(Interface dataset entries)
*** Begin section ***

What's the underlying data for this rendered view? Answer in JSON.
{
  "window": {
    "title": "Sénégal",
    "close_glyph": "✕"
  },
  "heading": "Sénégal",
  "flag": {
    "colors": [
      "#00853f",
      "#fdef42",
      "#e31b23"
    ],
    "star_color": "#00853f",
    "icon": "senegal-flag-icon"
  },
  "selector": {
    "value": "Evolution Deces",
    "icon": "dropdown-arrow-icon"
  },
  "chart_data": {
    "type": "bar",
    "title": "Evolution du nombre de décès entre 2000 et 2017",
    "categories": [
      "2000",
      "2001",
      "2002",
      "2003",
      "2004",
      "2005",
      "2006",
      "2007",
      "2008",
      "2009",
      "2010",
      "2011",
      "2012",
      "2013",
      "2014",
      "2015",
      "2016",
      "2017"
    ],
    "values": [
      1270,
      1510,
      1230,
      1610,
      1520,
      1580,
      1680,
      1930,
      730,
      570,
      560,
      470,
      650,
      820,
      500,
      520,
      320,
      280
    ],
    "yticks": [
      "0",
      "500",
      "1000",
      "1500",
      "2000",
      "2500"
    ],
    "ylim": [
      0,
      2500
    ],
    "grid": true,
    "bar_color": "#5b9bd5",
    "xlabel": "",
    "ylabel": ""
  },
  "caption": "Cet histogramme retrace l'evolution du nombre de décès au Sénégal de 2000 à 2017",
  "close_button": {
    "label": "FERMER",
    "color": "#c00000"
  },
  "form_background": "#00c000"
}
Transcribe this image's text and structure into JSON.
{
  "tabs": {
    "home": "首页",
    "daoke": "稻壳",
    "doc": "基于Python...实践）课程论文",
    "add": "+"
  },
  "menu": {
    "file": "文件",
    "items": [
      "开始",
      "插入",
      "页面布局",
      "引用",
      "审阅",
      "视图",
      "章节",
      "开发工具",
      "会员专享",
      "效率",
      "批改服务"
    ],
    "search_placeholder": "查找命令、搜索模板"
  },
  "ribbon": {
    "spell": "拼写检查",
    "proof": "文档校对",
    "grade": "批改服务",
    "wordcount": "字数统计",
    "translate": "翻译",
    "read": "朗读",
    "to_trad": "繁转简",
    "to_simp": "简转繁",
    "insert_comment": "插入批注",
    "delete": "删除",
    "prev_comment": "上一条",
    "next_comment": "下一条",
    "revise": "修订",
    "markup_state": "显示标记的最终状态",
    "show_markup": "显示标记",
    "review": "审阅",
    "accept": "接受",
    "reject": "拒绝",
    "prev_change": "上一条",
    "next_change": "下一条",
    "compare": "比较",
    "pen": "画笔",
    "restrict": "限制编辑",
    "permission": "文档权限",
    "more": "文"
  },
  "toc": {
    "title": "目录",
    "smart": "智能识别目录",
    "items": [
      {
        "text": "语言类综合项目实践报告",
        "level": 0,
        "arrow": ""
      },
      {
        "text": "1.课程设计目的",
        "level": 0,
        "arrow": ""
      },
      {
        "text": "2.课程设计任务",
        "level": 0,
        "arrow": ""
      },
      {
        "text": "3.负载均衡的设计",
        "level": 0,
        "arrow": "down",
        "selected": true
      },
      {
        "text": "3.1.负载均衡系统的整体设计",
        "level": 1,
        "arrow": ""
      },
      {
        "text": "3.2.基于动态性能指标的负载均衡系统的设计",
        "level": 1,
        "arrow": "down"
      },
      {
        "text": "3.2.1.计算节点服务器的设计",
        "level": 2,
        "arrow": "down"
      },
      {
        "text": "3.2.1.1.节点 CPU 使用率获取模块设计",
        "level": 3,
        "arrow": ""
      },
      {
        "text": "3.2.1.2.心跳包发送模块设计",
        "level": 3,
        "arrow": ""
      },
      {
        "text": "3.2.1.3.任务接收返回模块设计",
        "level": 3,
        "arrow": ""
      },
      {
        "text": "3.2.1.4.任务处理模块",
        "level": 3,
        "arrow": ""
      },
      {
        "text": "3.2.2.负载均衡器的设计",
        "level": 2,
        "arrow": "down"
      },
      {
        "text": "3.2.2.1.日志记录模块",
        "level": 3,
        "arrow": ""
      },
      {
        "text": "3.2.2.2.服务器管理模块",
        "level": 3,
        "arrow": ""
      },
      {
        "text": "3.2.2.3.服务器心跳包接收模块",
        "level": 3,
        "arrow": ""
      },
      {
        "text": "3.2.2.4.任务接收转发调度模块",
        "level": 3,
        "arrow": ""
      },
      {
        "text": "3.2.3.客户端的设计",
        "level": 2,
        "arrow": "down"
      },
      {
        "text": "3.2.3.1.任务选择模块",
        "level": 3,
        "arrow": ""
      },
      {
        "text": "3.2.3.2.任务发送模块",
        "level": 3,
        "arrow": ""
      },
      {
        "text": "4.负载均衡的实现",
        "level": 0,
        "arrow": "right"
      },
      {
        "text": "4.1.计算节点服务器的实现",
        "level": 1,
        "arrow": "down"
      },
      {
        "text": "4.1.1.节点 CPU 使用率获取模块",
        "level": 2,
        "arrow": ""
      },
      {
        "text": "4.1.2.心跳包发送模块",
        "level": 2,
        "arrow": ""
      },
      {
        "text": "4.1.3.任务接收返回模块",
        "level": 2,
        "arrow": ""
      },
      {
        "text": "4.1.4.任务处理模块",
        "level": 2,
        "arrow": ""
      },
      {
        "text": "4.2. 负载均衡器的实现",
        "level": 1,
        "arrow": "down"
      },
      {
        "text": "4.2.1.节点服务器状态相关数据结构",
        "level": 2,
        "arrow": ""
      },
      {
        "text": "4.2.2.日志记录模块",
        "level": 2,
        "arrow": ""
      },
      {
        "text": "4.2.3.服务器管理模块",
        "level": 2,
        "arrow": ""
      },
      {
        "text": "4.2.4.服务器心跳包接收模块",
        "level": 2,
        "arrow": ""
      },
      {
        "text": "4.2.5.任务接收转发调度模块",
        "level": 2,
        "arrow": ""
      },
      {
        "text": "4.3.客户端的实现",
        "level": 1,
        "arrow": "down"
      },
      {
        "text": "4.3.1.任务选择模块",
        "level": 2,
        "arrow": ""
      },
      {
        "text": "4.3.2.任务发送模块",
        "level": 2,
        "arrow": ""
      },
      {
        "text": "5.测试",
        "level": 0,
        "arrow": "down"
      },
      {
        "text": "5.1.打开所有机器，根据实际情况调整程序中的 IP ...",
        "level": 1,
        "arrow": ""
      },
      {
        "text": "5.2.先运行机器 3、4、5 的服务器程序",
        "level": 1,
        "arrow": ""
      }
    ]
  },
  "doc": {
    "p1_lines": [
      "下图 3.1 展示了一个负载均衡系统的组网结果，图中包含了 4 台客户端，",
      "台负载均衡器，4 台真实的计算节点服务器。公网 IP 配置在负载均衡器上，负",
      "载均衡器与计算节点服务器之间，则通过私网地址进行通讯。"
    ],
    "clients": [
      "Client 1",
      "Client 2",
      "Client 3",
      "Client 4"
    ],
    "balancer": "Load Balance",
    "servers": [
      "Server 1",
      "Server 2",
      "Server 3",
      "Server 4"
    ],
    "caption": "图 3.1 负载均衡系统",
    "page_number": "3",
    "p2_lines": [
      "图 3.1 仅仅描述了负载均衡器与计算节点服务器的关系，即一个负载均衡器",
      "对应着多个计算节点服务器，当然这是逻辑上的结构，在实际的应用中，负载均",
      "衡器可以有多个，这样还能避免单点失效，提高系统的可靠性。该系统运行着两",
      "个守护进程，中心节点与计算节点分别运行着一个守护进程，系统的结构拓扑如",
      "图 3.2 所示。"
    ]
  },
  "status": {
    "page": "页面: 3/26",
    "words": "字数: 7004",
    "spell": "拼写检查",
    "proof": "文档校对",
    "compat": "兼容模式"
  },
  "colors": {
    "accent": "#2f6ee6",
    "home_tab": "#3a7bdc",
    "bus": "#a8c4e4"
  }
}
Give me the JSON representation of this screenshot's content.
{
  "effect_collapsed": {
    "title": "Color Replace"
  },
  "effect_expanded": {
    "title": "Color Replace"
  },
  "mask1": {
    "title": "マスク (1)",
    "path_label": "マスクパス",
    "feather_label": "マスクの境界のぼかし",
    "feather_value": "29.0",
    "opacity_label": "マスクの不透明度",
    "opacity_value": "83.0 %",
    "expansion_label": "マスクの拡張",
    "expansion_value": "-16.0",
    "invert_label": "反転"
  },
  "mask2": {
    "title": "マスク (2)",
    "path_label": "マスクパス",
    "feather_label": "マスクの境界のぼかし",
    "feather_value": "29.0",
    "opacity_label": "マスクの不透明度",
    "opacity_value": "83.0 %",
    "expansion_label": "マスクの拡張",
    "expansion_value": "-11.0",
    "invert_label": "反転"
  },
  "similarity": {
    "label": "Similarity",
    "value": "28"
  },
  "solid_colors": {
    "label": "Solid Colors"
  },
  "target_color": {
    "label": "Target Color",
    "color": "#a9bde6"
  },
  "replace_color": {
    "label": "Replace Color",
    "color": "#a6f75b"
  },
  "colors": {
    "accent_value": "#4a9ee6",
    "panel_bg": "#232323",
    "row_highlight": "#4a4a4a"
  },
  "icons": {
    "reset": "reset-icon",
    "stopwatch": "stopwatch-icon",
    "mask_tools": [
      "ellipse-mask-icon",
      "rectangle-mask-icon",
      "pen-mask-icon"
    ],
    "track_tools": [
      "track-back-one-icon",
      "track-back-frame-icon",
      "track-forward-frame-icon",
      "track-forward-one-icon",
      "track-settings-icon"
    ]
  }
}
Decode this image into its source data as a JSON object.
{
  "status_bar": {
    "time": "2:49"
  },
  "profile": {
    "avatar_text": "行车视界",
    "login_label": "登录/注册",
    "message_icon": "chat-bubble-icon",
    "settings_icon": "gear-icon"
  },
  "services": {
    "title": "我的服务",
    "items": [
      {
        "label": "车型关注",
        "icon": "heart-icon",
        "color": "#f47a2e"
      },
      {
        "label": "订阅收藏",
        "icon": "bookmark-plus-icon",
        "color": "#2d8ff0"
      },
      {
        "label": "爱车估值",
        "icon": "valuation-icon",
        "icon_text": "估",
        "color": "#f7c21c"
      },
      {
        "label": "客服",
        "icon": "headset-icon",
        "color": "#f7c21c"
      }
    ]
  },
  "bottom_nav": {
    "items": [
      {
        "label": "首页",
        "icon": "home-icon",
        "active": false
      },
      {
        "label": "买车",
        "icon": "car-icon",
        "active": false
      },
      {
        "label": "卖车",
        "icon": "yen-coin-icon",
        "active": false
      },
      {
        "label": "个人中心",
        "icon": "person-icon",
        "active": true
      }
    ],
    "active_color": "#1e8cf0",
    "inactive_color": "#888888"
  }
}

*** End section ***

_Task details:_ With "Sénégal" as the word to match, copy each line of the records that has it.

_Answer to the exercise:_
    "title": "Sénégal",
  "heading": "Sénégal",
  "caption": "Cet histogramme retrace l'evolution du nombre de décès au Sénégal de 2000 à 2017",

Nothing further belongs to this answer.